# Your instructions:
Could you return all of the entries below exactly, minus the pictures?

### Data to process ###

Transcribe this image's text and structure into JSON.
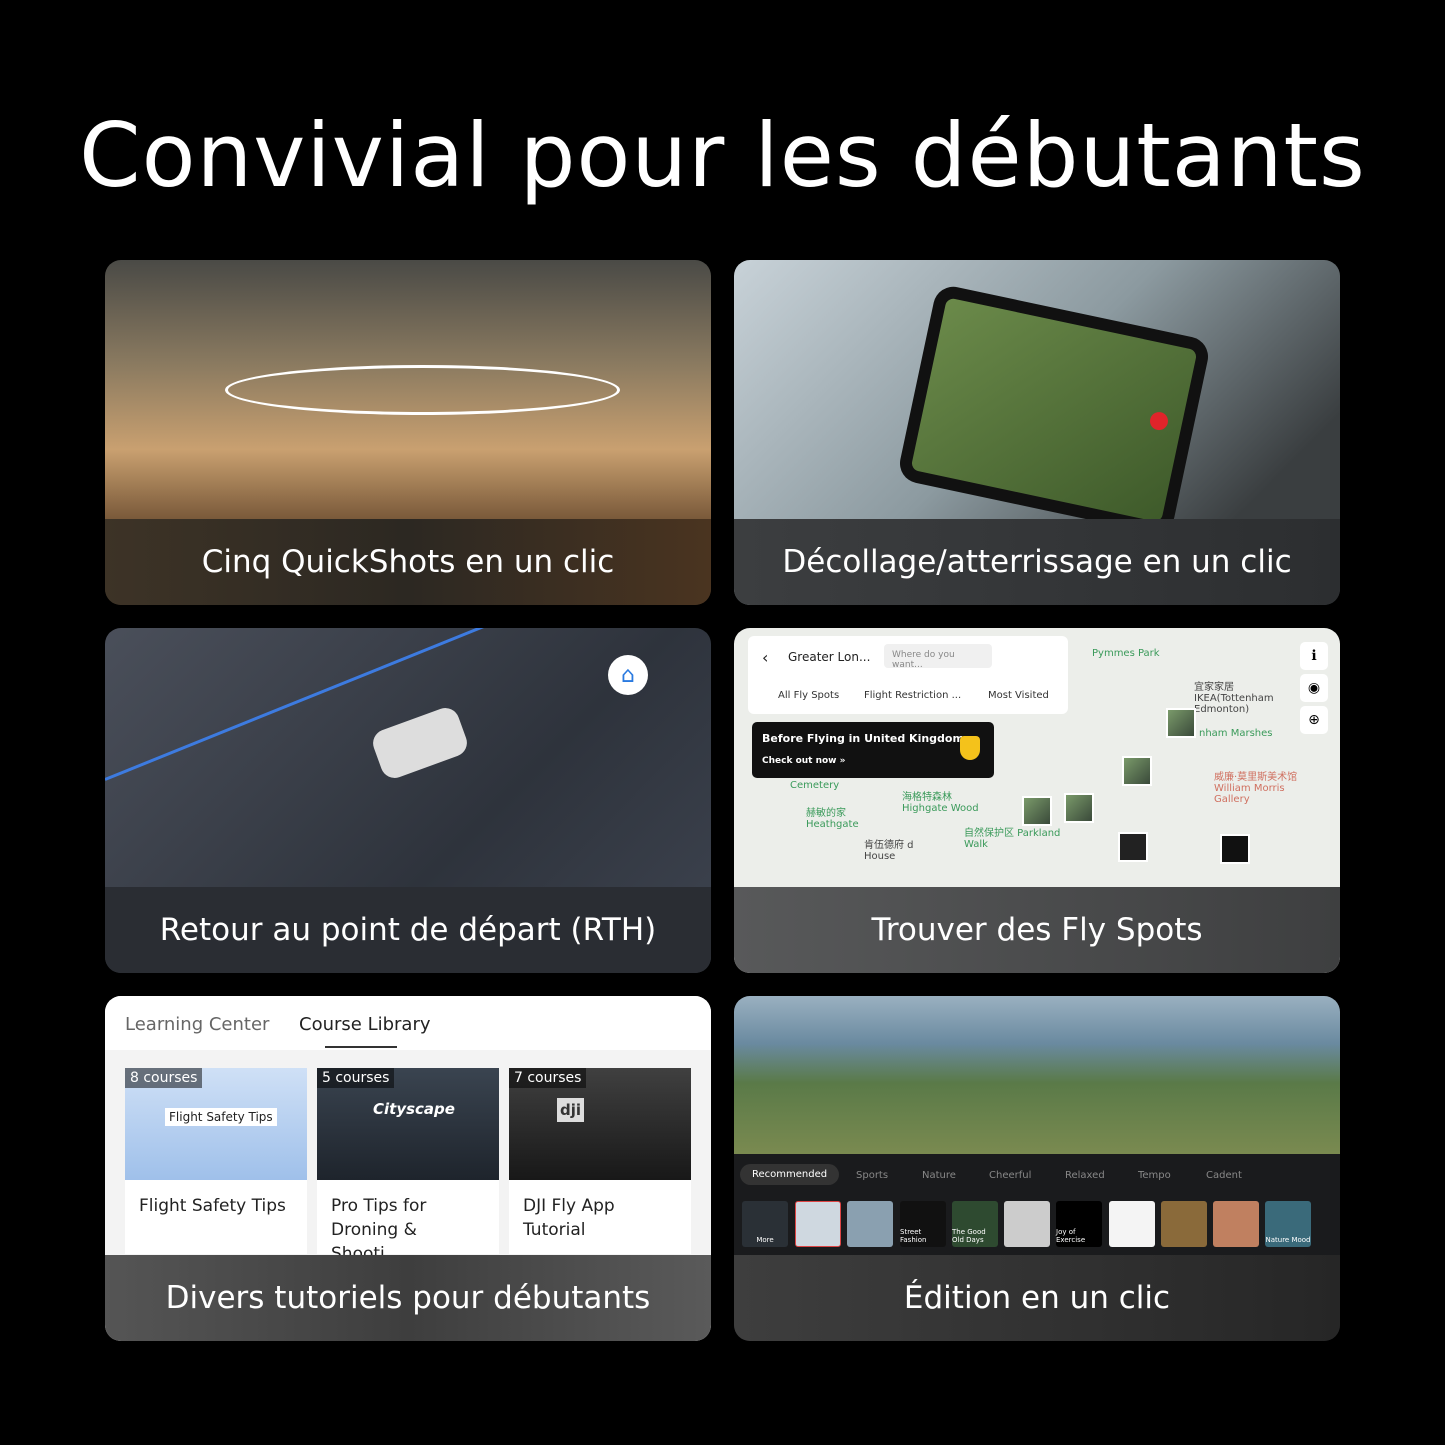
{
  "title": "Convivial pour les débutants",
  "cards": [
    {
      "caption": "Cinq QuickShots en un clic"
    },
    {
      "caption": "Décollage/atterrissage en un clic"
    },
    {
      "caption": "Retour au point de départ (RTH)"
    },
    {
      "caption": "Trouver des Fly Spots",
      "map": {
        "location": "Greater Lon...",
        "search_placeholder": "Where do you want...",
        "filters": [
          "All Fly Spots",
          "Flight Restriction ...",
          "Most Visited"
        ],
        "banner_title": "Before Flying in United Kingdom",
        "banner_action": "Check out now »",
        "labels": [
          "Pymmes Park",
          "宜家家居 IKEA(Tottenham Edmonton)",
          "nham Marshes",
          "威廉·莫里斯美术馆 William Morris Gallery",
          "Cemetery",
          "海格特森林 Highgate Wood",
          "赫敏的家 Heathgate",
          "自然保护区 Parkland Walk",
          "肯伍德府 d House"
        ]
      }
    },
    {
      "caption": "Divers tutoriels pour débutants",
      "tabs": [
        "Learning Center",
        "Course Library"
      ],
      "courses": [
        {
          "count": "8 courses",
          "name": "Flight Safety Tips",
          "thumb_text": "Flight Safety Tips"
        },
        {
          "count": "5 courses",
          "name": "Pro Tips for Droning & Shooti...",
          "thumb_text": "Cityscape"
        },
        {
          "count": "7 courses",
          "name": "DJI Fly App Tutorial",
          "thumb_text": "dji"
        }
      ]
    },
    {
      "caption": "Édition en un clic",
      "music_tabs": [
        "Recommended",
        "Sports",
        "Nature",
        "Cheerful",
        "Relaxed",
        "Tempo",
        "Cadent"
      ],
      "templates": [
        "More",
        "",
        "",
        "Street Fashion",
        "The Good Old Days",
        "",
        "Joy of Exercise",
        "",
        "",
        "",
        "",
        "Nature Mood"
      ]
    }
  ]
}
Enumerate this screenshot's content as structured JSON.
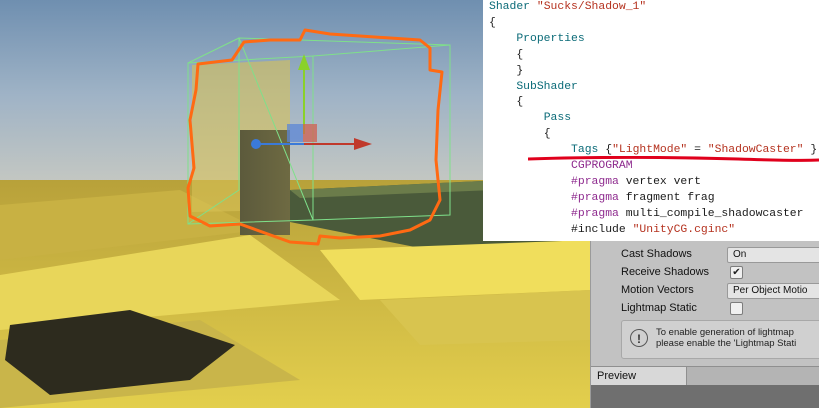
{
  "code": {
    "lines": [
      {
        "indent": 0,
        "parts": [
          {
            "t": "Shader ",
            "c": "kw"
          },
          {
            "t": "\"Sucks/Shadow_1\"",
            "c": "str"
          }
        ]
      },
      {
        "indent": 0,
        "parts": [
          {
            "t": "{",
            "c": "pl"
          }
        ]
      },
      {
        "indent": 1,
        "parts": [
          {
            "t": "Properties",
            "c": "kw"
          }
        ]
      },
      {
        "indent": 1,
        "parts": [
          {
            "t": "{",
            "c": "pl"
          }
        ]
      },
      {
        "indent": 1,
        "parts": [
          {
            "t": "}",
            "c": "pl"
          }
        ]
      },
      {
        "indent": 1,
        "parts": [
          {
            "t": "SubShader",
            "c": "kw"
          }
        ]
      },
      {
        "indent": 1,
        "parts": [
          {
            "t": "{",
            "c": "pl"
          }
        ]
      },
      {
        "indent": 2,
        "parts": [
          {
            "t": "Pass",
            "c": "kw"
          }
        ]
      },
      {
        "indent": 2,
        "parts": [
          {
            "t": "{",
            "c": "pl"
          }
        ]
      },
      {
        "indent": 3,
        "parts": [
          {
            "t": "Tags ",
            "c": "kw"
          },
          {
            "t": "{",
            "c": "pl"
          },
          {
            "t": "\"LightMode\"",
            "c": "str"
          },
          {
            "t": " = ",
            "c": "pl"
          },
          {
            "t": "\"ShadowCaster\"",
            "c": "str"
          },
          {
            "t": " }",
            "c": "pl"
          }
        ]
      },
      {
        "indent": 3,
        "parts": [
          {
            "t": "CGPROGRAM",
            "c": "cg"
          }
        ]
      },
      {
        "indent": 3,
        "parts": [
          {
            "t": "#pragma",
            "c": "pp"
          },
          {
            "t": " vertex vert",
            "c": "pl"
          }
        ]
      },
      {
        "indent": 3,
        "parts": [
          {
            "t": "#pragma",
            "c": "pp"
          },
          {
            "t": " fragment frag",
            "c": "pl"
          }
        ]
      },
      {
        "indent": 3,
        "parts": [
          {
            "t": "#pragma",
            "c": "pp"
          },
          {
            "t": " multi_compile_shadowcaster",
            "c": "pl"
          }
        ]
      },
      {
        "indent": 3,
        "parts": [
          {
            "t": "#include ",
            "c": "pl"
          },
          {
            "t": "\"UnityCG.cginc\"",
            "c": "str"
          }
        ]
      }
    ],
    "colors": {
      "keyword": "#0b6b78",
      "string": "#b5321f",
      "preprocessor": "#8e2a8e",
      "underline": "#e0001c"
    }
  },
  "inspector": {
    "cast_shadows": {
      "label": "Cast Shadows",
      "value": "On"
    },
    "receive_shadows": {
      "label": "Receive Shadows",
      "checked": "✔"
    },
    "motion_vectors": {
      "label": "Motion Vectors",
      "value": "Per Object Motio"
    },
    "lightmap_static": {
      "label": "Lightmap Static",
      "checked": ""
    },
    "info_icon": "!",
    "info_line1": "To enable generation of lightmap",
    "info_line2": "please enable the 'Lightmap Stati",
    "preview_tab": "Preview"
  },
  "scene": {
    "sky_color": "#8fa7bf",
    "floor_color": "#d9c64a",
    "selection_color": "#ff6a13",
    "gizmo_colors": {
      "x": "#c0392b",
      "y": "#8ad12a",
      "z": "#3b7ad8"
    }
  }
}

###

# Expected answer:
Transcribe this image's text and structure into JSON.
{
  "title": "Convivial pour les débutants",
  "cards": [
    {
      "caption": "Cinq QuickShots en un clic"
    },
    {
      "caption": "Décollage/atterrissage en un clic"
    },
    {
      "caption": "Retour au point de départ (RTH)"
    },
    {
      "caption": "Trouver des Fly Spots",
      "map": {
        "location": "Greater Lon...",
        "search_placeholder": "Where do you want...",
        "filters": [
          "All Fly Spots",
          "Flight Restriction ...",
          "Most Visited"
        ],
        "banner_title": "Before Flying in United Kingdom",
        "banner_action": "Check out now »",
        "labels": [
          "Pymmes Park",
          "宜家家居 IKEA(Tottenham Edmonton)",
          "nham Marshes",
          "威廉·莫里斯美术馆 William Morris Gallery",
          "Cemetery",
          "海格特森林 Highgate Wood",
          "赫敏的家 Heathgate",
          "自然保护区 Parkland Walk",
          "肯伍德府 d House"
        ]
      }
    },
    {
      "caption": "Divers tutoriels pour débutants",
      "tabs": [
        "Learning Center",
        "Course Library"
      ],
      "courses": [
        {
          "count": "8 courses",
          "name": "Flight Safety Tips",
          "thumb_text": "Flight Safety Tips"
        },
        {
          "count": "5 courses",
          "name": "Pro Tips for Droning & Shooti...",
          "thumb_text": "Cityscape"
        },
        {
          "count": "7 courses",
          "name": "DJI Fly App Tutorial",
          "thumb_text": "dji"
        }
      ]
    },
    {
      "caption": "Édition en un clic",
      "music_tabs": [
        "Recommended",
        "Sports",
        "Nature",
        "Cheerful",
        "Relaxed",
        "Tempo",
        "Cadent"
      ],
      "templates": [
        "More",
        "",
        "",
        "Street Fashion",
        "The Good Old Days",
        "",
        "Joy of Exercise",
        "",
        "",
        "",
        "",
        "Nature Mood"
      ]
    }
  ]
}
Enumerate this screenshot's content as structured JSON.
{
  "code": {
    "lines": [
      {
        "indent": 0,
        "parts": [
          {
            "t": "Shader ",
            "c": "kw"
          },
          {
            "t": "\"Sucks/Shadow_1\"",
            "c": "str"
          }
        ]
      },
      {
        "indent": 0,
        "parts": [
          {
            "t": "{",
            "c": "pl"
          }
        ]
      },
      {
        "indent": 1,
        "parts": [
          {
            "t": "Properties",
            "c": "kw"
          }
        ]
      },
      {
        "indent": 1,
        "parts": [
          {
            "t": "{",
            "c": "pl"
          }
        ]
      },
      {
        "indent": 1,
        "parts": [
          {
            "t": "}",
            "c": "pl"
          }
        ]
      },
      {
        "indent": 1,
        "parts": [
          {
            "t": "SubShader",
            "c": "kw"
          }
        ]
      },
      {
        "indent": 1,
        "parts": [
          {
            "t": "{",
            "c": "pl"
          }
        ]
      },
      {
        "indent": 2,
        "parts": [
          {
            "t": "Pass",
            "c": "kw"
          }
        ]
      },
      {
        "indent": 2,
        "parts": [
          {
            "t": "{",
            "c": "pl"
          }
        ]
      },
      {
        "indent": 3,
        "parts": [
          {
            "t": "Tags ",
            "c": "kw"
          },
          {
            "t": "{",
            "c": "pl"
          },
          {
            "t": "\"LightMode\"",
            "c": "str"
          },
          {
            "t": " = ",
            "c": "pl"
          },
          {
            "t": "\"ShadowCaster\"",
            "c": "str"
          },
          {
            "t": " }",
            "c": "pl"
          }
        ]
      },
      {
        "indent": 3,
        "parts": [
          {
            "t": "CGPROGRAM",
            "c": "cg"
          }
        ]
      },
      {
        "indent": 3,
        "parts": [
          {
            "t": "#pragma",
            "c": "pp"
          },
          {
            "t": " vertex vert",
            "c": "pl"
          }
        ]
      },
      {
        "indent": 3,
        "parts": [
          {
            "t": "#pragma",
            "c": "pp"
          },
          {
            "t": " fragment frag",
            "c": "pl"
          }
        ]
      },
      {
        "indent": 3,
        "parts": [
          {
            "t": "#pragma",
            "c": "pp"
          },
          {
            "t": " multi_compile_shadowcaster",
            "c": "pl"
          }
        ]
      },
      {
        "indent": 3,
        "parts": [
          {
            "t": "#include ",
            "c": "pl"
          },
          {
            "t": "\"UnityCG.cginc\"",
            "c": "str"
          }
        ]
      }
    ],
    "colors": {
      "keyword": "#0b6b78",
      "string": "#b5321f",
      "preprocessor": "#8e2a8e",
      "underline": "#e0001c"
    }
  },
  "inspector": {
    "cast_shadows": {
      "label": "Cast Shadows",
      "value": "On"
    },
    "receive_shadows": {
      "label": "Receive Shadows",
      "checked": "✔"
    },
    "motion_vectors": {
      "label": "Motion Vectors",
      "value": "Per Object Motio"
    },
    "lightmap_static": {
      "label": "Lightmap Static",
      "checked": ""
    },
    "info_icon": "!",
    "info_line1": "To enable generation of lightmap",
    "info_line2": "please enable the 'Lightmap Stati",
    "preview_tab": "Preview"
  },
  "scene": {
    "sky_color": "#8fa7bf",
    "floor_color": "#d9c64a",
    "selection_color": "#ff6a13",
    "gizmo_colors": {
      "x": "#c0392b",
      "y": "#8ad12a",
      "z": "#3b7ad8"
    }
  }
}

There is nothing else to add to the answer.